“There’s some language and there are some specifics within that contract that – you couldn’t take it to a bank or a financial institution and secure a loan,” he said.
After the contract failed to attract any bids, Forestry shelved the biomass project, until a few weeks ago. Stancliff says that’s when Tok business and community leaders regrouped and came up with a new plan that would enable them to attract financing. But he says they’re having a hard time convincing Forestry to agree to a contract that will help them accomplish that.

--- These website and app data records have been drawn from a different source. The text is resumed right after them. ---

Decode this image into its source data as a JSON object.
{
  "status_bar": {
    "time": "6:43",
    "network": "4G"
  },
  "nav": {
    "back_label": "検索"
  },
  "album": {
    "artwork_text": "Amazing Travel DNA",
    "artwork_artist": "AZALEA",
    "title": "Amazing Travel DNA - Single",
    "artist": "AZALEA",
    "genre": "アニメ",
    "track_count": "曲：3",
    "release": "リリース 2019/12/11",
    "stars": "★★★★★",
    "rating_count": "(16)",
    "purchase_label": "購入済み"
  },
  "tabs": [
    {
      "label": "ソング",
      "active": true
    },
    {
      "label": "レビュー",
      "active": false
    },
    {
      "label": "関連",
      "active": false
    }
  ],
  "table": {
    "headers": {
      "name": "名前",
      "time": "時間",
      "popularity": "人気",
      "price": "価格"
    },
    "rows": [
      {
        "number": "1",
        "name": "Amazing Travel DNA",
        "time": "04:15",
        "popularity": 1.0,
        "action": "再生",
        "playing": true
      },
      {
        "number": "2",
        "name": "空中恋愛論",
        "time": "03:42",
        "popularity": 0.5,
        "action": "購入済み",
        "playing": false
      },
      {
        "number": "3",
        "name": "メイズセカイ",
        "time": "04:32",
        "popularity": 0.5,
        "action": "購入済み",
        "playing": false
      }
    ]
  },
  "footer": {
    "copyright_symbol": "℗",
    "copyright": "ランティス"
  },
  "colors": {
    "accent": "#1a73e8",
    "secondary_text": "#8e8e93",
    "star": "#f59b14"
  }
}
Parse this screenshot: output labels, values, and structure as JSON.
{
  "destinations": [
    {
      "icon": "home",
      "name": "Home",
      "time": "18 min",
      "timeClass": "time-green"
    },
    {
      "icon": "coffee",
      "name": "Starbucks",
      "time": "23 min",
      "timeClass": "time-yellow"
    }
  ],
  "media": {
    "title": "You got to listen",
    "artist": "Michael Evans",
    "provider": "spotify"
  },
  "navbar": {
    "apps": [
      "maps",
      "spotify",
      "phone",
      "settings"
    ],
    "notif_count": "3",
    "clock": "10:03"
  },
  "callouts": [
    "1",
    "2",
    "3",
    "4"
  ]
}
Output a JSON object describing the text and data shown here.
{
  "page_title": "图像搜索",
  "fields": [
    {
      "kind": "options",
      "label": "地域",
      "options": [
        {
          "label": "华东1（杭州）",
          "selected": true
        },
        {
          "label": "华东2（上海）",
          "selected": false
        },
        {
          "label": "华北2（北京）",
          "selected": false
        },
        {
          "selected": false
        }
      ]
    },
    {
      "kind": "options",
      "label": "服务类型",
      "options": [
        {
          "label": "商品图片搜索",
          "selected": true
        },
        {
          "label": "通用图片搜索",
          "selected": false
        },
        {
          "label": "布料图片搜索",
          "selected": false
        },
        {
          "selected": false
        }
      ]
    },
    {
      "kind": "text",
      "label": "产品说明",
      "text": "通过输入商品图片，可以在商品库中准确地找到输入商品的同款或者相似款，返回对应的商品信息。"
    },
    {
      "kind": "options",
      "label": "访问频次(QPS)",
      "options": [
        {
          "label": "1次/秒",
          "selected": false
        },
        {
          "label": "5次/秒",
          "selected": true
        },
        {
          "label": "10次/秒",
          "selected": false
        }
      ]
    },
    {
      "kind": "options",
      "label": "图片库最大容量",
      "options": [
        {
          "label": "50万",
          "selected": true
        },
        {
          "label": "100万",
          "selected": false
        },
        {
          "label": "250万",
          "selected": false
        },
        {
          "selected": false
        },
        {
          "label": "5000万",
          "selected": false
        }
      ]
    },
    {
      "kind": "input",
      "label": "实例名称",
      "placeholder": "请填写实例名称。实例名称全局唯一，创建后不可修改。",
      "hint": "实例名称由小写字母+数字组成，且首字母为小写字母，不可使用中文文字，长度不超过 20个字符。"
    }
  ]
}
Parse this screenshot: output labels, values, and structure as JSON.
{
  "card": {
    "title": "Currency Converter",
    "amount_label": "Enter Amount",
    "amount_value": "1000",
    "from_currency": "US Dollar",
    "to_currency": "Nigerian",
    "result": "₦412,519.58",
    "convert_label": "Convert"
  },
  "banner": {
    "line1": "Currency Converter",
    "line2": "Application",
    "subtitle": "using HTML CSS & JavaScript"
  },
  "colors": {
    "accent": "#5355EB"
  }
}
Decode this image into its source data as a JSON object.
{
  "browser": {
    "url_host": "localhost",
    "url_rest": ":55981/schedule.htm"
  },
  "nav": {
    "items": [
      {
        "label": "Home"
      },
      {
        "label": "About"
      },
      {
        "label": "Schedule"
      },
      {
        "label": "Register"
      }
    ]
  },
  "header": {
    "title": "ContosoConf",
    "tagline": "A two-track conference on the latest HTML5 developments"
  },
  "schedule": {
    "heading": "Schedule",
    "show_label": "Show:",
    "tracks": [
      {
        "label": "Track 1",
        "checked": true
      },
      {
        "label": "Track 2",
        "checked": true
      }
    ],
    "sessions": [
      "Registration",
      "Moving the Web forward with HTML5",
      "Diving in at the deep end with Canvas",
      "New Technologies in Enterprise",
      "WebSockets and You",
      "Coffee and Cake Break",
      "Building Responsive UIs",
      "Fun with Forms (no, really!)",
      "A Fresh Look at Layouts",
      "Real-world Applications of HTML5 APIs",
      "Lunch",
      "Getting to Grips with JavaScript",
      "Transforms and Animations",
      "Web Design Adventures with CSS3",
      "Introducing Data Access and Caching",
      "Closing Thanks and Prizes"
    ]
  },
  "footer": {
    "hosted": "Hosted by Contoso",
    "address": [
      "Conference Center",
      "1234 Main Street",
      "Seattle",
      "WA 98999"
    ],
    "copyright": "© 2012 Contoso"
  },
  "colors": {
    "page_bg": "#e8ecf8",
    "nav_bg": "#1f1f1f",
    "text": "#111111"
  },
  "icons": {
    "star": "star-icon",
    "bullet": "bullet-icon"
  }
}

Stancliff says much of the standard-boilerplate language of their contracts shouldn’t apply to Tok’s proposal, because it’s based on harvesting timber of little commercial value. He says the timber should instead be considered a hazard, because it’s helped fuel several huge wildfires over the past couple of decades that’ve cost the state some $85 million to put out.
“Y’know,” he said, “one has to wonder, if this is hazardous fuel – and it is, it’s been identified as such; no one questions it – why people are having to pay anything. The state should actually see it as a benefit, in terms of fire mitigation (and) public safety.”
Forestry officials say it’s not that simple. Mike Curran is a senior agency official appointed to head up a biomass team to come up with ways to promote use of the resource. Curran says they’re trying to accommodate Tok’s proposal and may be able to give help by allowing more time and waiving or reducing some bonds and deposits.
“I think they may be a few things we can modify,” he said.
Curran says Forestry is not, however, able to give them all the breaks they’re asking for. He says that’s because the contract must comply with state law and regulations that among other things require the agency to represent the state’s interest in getting a fair return on the sale of state resources.
“This is a contract,” he said. “And it’s a competitive-bid sale, so when they sign the contract, there are contract stipulations, like there is in any contract, that have to be followed.”
Curran says Forestry is being cautious because it’s never dealt with biomass as a resource, so the agency is learning as it goes along in the process.
“It very much is a learn as we go, because this was the first of its kind within the state – the first potential project and contract,” he said.
Curran says if the Tok group agrees with the new contract he’s working on, it’s possible the agency will let it out for bid in early April.
Stancliff says he and the other biomass project backers will wait and see what Forestry can come up with.